down your pants.

I want to die peacefully in my sleep, not screaming in terror like my passengers. :slight_smile:

Dad was a funny guy, a practical jokester. My mom didn’t want people standing around wringing their hands at Dad’s funeral. We played 60’s rock and hockey songs, and his eulogy had everyone in stitches. Anyone who thought it was odd didn’t know Dad very well.

Doesn’t it also matter how the person died, and the circumstances? Someone who passes away peacefully after a productive, fulfilling and happy life, on good terms with family and friends, really should have an upbeat funeral. After all, it usually doesn’t happen that way, so when it does, there’s a reason to celebrate.

Well, Whitney Houston’s church does that - they don’t do “funerals”, they do “Homecomings”. It’s their thing. Not an unreasonable one, I think, but don’t mistake it for universal.

IME, the best funerals incorporate *both *joviality with mourning.

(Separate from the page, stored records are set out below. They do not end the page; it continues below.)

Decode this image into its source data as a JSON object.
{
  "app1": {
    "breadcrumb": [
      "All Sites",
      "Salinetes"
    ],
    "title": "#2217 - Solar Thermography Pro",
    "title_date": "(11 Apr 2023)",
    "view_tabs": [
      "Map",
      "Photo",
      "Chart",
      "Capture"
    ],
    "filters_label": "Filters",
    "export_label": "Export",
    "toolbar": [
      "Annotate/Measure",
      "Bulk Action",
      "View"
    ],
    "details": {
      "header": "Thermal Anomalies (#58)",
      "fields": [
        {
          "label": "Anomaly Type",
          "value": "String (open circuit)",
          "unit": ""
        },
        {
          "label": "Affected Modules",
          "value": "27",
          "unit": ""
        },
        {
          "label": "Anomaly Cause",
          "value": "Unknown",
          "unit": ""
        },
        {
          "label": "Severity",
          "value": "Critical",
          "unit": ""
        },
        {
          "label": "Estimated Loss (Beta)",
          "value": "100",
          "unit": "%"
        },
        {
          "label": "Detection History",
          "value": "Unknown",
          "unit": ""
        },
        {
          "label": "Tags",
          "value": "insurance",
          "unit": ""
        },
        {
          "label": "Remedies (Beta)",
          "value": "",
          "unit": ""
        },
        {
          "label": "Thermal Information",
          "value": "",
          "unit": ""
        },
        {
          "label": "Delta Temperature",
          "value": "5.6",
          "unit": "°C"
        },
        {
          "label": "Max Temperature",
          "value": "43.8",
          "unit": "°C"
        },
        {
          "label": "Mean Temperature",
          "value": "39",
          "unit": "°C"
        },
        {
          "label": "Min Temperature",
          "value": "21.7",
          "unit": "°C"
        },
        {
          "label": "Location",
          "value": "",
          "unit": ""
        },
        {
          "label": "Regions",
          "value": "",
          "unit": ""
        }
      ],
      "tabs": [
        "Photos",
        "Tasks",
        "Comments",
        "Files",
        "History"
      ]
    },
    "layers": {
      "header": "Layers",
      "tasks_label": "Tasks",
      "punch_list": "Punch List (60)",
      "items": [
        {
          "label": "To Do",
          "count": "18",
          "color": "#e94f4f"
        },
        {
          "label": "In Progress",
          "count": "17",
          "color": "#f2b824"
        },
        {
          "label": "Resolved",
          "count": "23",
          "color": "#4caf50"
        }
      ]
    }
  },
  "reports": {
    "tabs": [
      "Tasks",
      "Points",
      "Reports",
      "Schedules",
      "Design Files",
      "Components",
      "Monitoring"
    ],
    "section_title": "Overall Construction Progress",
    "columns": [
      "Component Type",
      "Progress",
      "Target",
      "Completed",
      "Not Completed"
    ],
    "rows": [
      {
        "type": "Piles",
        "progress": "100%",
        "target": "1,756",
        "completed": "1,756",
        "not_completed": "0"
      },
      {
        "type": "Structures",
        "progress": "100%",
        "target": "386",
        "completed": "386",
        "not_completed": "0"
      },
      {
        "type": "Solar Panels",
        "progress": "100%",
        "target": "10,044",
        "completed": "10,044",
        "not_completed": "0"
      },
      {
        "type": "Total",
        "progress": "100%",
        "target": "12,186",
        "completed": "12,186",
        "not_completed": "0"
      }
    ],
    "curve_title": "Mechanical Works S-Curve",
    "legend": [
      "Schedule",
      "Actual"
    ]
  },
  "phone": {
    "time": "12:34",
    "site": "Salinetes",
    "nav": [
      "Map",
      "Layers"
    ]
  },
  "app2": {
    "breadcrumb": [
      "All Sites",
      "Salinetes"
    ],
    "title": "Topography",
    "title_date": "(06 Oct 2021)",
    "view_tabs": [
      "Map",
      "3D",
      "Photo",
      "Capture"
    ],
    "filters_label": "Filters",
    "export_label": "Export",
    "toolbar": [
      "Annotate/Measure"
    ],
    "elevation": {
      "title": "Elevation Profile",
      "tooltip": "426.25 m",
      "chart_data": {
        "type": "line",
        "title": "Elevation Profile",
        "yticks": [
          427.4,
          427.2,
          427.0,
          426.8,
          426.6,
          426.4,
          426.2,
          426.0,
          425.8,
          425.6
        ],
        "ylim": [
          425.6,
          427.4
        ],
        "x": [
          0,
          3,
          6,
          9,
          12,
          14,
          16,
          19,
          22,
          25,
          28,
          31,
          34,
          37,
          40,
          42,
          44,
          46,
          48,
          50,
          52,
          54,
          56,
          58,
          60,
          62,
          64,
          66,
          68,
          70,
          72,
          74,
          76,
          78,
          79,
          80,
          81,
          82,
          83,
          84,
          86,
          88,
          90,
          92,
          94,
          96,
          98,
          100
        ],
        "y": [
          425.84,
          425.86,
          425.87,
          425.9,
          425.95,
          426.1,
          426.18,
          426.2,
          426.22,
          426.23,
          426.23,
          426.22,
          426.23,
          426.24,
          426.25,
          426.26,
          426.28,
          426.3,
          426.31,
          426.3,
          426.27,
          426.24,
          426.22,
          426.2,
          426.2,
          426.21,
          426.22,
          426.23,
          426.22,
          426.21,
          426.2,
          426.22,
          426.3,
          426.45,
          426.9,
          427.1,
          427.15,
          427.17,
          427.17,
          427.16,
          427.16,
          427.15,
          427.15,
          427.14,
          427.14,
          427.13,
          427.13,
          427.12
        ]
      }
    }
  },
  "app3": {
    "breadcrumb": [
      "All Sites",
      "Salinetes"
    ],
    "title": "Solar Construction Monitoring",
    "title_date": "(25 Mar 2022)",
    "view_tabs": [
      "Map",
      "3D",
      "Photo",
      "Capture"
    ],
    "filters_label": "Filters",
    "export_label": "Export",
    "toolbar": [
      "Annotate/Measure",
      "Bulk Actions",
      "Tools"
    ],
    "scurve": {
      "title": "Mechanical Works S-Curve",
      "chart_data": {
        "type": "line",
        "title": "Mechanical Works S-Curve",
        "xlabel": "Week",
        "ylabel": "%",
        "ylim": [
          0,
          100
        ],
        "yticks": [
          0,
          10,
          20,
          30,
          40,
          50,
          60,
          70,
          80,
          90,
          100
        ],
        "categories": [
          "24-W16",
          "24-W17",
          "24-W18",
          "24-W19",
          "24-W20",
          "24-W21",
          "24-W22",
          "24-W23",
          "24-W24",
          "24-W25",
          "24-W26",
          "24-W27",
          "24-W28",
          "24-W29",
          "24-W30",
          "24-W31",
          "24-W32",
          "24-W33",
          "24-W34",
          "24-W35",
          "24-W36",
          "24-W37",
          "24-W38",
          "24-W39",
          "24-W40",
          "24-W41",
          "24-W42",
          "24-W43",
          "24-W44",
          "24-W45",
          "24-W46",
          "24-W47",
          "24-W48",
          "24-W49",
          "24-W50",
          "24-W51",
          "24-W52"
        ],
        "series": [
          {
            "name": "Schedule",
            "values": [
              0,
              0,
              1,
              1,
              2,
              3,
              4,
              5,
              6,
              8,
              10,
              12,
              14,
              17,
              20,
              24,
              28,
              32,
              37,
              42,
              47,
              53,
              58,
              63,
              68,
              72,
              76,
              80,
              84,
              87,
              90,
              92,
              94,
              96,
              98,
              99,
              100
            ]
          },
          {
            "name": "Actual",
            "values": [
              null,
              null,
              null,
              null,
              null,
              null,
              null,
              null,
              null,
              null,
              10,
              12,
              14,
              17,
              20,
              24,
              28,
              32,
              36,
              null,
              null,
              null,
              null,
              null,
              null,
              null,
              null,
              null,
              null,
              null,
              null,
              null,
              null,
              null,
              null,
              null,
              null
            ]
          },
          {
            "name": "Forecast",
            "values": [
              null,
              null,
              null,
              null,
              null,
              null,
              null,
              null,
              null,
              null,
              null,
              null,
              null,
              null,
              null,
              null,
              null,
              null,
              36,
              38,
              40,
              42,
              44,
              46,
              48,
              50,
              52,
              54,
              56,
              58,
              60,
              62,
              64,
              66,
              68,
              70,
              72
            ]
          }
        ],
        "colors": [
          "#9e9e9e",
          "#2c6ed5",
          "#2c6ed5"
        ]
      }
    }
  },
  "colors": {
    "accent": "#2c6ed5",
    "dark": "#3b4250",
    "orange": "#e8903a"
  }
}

If you’re lucky, it’s joviality *after *mourning - there’s something of a catharsis in tears early on in the event, and people are laughing by the end. It’s probably not the end of the grieving process for anyone but distant acquaintances, but it shows people that they are capable of laughing, still, and that laughter is okay - you needn’t be afraid of life while in the midst of dealing with death.

It’s probably the healthiest, too, in that it gives everyone a sort of mini-tour of the Stages of Grief.

I recently attended the memorial of a man who was very special to me - teacher, mentor, spiritual leader, boss and father figure, from whom I’ve been estranged for about 7 years. I was conflicted, to say the least! But it was perfect. The first person spoke about her disbelief that her brother could be gone. The second person spoke about her anger at her husband leaving her alone. The third spoke about how she’d give anything to have been able to say goodbye to her father. The fourth broke down in tears of sadness… It was astounding, and right out of a textbook. No one had planned to so literally go through the Stages of Grief, but it just happened that way, and I for one felt an amazing sense of healing from it. By the end was laughter and singing and people hugging old friends (many of us hadn’t seen each other for 7 or 8 years).

I blame gotcha ya’ for making it too hard to not laugh at funerals.